Sturgeon Bay is the county's year-round destination, where almost all shops and restaurants stay open throughout the winter months. Each February, the city hosts its annual Fire & Ice Festival, which is the perfect cold-weather event to plan your trip around. Here’s your guide to a great winter weekend in Sturgeon Bay.
Take your pick from a wide array of historic B&Bs tucked into cozy city streets, lodges and resorts with exquisite amenities, or more-affordable hotels, motels, and inns. Once you’ve checked in, check our calendar for up-to-date schedules for live music, theaters, and galleries.
If you love a classic Wisconsin dining experience, you’ll find few better than a visit to one of the city’s supper clubs. Nightingale Supper Club, Donny’s Glidden Lodge, and The Mill Supper Club all offer incredible food and drinks and a nostalgic Wisconsin aesthetic.
Rise early to head a few miles outside the city to the Sturgeon Bay Canal North Pierhead Lighthouse.

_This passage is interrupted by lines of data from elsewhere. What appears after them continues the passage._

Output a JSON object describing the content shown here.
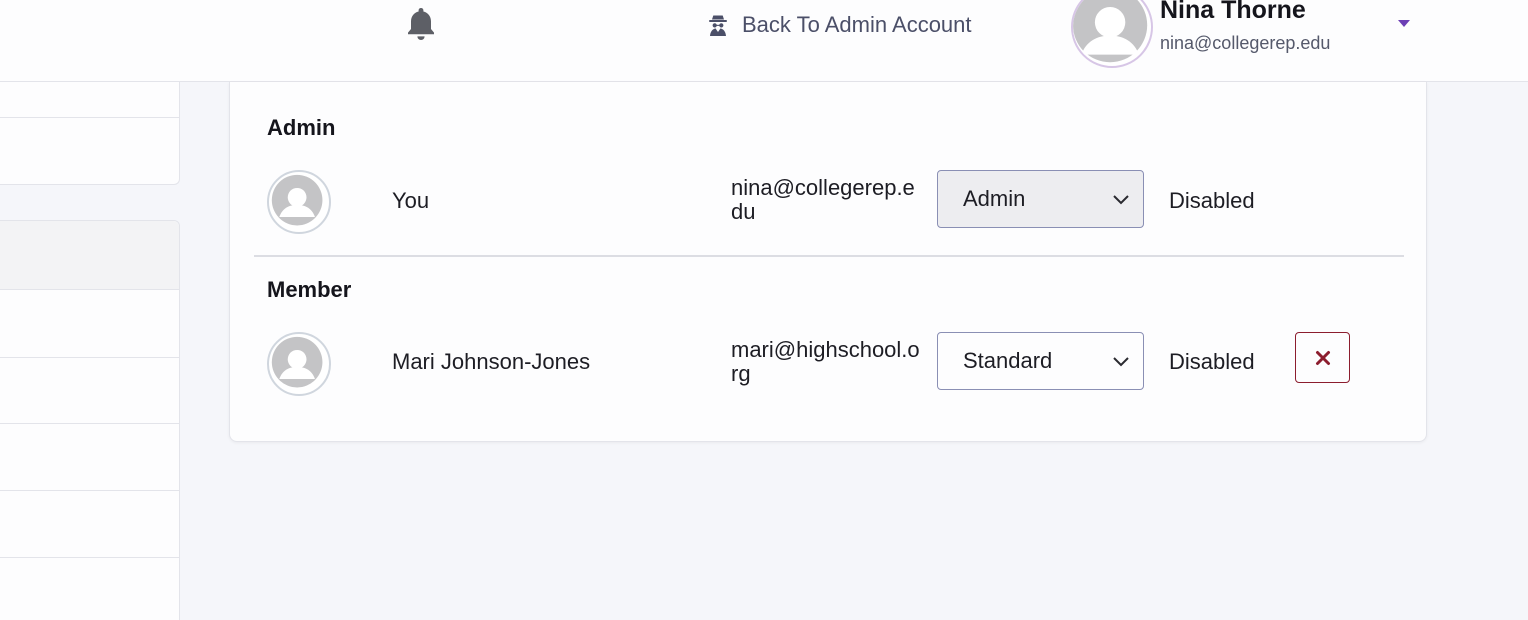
{
  "header": {
    "back_label": "Back To Admin Account",
    "user_name": "Nina Thorne",
    "user_email": "nina@collegerep.edu"
  },
  "sections": [
    {
      "title": "Admin",
      "rows": [
        {
          "name": "You",
          "email": "nina@collegerep.edu",
          "role": "Admin",
          "status": "Disabled",
          "removable": false
        }
      ]
    },
    {
      "title": "Member",
      "rows": [
        {
          "name": "Mari Johnson-Jones",
          "email": "mari@highschool.org",
          "role": "Standard",
          "status": "Disabled",
          "removable": true
        }
      ]
    }
  ],
  "icons": {
    "bell": "bell-icon",
    "back": "user-secret-icon",
    "dropdown": "caret-down-icon",
    "select": "chevron-down-icon",
    "remove": "close-icon"
  },
  "colors": {
    "accent": "#6c3fb5",
    "danger": "#8c1d2e",
    "link": "#4b4f68"
  }
}
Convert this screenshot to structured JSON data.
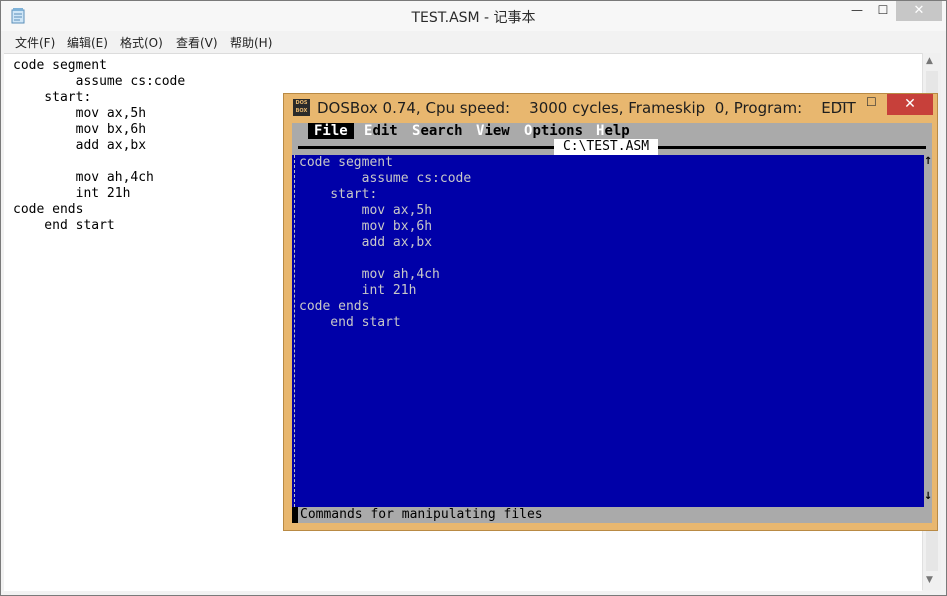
{
  "notepad": {
    "title": "TEST.ASM - 记事本",
    "menu": [
      "文件(F)",
      "编辑(E)",
      "格式(O)",
      "查看(V)",
      "帮助(H)"
    ],
    "content": "code segment\n        assume cs:code\n    start:\n        mov ax,5h\n        mov bx,6h\n        add ax,bx\n\n        mov ah,4ch\n        int 21h\ncode ends\n    end start",
    "window_controls": {
      "minimize": "—",
      "maximize": "☐",
      "close": "✕"
    }
  },
  "dosbox": {
    "title": "DOSBox 0.74, Cpu speed:    3000 cycles, Frameskip  0, Program:    EDIT",
    "window_controls": {
      "minimize": "—",
      "maximize": "☐",
      "close": "✕"
    },
    "menu": {
      "file": "File",
      "edit_hotkey": "E",
      "edit_rest": "dit",
      "search_hotkey": "S",
      "search_rest": "earch",
      "view_hotkey": "V",
      "view_rest": "iew",
      "options_hotkey": "O",
      "options_rest": "ptions",
      "help_hotkey": "H",
      "help_rest": "elp"
    },
    "filename": "C:\\TEST.ASM",
    "code": "code segment\n        assume cs:code\n    start:\n        mov ax,5h\n        mov bx,6h\n        add ax,bx\n\n        mov ah,4ch\n        int 21h\ncode ends\n    end start",
    "status": "Commands for manipulating files",
    "scroll_up": "↑",
    "scroll_down": "↓"
  }
}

This spot is a favorite of photography pros who love to catch this bold red lighthouse set against the white winter landscape at sunrise. (Bonus: the sun doesn’t rise until about 7 a.m. here in winter.)
The lighthouse located at the U.S. Coast Guard Station at the eastern edge of the Sturgeon Bay Ship Canal, the manmade pass built in 1899 to drastically reduce shipping times for cargo moving between Green Bay and ports in southern Lake Michigan.
After getting your photo fix, head back to the city for some coffee and great pastries or delicious breakfast and lunch options.
The Door County Maritime Museum is open year-round and is a fantastic stop for maritime buffs of all ages. Kids love the interactive exhibits, and history fanatics will be enthralled with the wealth of information about how Sturgeon Bay’s boatbuilders made an international impact. This museum is consistently hailed as the best in the county and is a great way to enjoy a couple of hours learning about the city.
Next, explore Sturgeon Bay's burgeoning shopping and gallery scene. The Madison Avenue corridor includes fine outfitters, resale shops, and specialty food options.
Across the bay you’ll find Third Avenue and a slice of small-town charm. This historic shopping district is home to boutique shops, bustling water holes, and some of the city’s best restaurants and diners. Grab dinner on the avenue, stroll down to catch a show at Third Avenue Playworks, a movie theater repurposed into a home for performing arts. End your evening with a cocktail at one of the city’s staple taverns, all without ever moving your car.
Another option is to head about 15 minutes north of the city to check out Cave Point County Park, one of the most-photographed spots in Wisconsin. Come winter, the waves that splash into the rocks become icicles that dangle from the outcroppings and create extraordinary ice formations.
If you’re a cross country skier, head to Whitefish Dunes State Park, where 14 miles of trails offer an amazing experience. You can also ski closer to the city at Crossroads at Big Creek, a nature preserve and heritage site on the edge of the city where you can ski for free.
After you’ve made your outdoor excursion, grab a bite to eat and head home with a newfound knowledge of the unique history of Door County’s largest city, and a new appreciation for the food and beverage scene that’s putting this community on the map.